» Task item
All of the data below is to be written out again exactly.

>>>>>

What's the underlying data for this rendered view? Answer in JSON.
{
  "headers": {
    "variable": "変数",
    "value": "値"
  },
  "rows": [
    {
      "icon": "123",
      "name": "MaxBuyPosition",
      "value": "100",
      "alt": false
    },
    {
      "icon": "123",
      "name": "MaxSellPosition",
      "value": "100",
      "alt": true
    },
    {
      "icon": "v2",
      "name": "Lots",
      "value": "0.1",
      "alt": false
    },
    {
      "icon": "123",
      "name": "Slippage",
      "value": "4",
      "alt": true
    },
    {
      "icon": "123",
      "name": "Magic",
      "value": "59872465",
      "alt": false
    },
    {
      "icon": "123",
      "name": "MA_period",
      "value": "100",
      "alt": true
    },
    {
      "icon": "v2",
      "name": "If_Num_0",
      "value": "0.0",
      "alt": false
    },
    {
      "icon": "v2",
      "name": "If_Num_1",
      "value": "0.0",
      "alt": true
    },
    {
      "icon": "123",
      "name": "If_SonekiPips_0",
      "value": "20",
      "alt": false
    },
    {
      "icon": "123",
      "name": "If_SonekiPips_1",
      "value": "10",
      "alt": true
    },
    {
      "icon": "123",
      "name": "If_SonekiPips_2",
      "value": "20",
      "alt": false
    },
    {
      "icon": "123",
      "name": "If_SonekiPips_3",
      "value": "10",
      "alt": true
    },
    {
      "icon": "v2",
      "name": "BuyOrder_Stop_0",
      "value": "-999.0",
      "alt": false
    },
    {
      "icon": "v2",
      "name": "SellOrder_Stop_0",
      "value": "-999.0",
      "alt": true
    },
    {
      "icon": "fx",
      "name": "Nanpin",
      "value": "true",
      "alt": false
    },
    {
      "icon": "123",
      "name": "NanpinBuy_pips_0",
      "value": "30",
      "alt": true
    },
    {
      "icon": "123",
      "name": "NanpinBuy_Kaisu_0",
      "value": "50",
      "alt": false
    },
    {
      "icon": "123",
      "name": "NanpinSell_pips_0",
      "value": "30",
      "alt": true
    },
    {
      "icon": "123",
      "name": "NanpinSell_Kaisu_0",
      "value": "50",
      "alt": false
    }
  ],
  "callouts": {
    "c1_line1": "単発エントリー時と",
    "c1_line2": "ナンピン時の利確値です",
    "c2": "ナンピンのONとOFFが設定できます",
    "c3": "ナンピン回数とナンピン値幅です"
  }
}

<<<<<

» Answer to the problem
What's the underlying data for this rendered view? Answer in JSON.
{
  "headers": {
    "variable": "変数",
    "value": "値"
  },
  "rows": [
    {
      "icon": "123",
      "name": "MaxBuyPosition",
      "value": "100",
      "alt": false
    },
    {
      "icon": "123",
      "name": "MaxSellPosition",
      "value": "100",
      "alt": true
    },
    {
      "icon": "v2",
      "name": "Lots",
      "value": "0.1",
      "alt": false
    },
    {
      "icon": "123",
      "name": "Slippage",
      "value": "4",
      "alt": true
    },
    {
      "icon": "123",
      "name": "Magic",
      "value": "59872465",
      "alt": false
    },
    {
      "icon": "123",
      "name": "MA_period",
      "value": "100",
      "alt": true
    },
    {
      "icon": "v2",
      "name": "If_Num_0",
      "value": "0.0",
      "alt": false
    },
    {
      "icon": "v2",
      "name": "If_Num_1",
      "value": "0.0",
      "alt": true
    },
    {
      "icon": "123",
      "name": "If_SonekiPips_0",
      "value": "20",
      "alt": false
    },
    {
      "icon": "123",
      "name": "If_SonekiPips_1",
      "value": "10",
      "alt": true
    },
    {
      "icon": "123",
      "name": "If_SonekiPips_2",
      "value": "20",
      "alt": false
    },
    {
      "icon": "123",
      "name": "If_SonekiPips_3",
      "value": "10",
      "alt": true
    },
    {
      "icon": "v2",
      "name": "BuyOrder_Stop_0",
      "value": "-999.0",
      "alt": false
    },
    {
      "icon": "v2",
      "name": "SellOrder_Stop_0",
      "value": "-999.0",
      "alt": true
    },
    {
      "icon": "fx",
      "name": "Nanpin",
      "value": "true",
      "alt": false
    },
    {
      "icon": "123",
      "name": "NanpinBuy_pips_0",
      "value": "30",
      "alt": true
    },
    {
      "icon": "123",
      "name": "NanpinBuy_Kaisu_0",
      "value": "50",
      "alt": false
    },
    {
      "icon": "123",
      "name": "NanpinSell_pips_0",
      "value": "30",
      "alt": true
    },
    {
      "icon": "123",
      "name": "NanpinSell_Kaisu_0",
      "value": "50",
      "alt": false
    }
  ],
  "callouts": {
    "c1_line1": "単発エントリー時と",
    "c1_line2": "ナンピン時の利確値です",
    "c2": "ナンピンのONとOFFが設定できます",
    "c3": "ナンピン回数とナンピン値幅です"
  }
}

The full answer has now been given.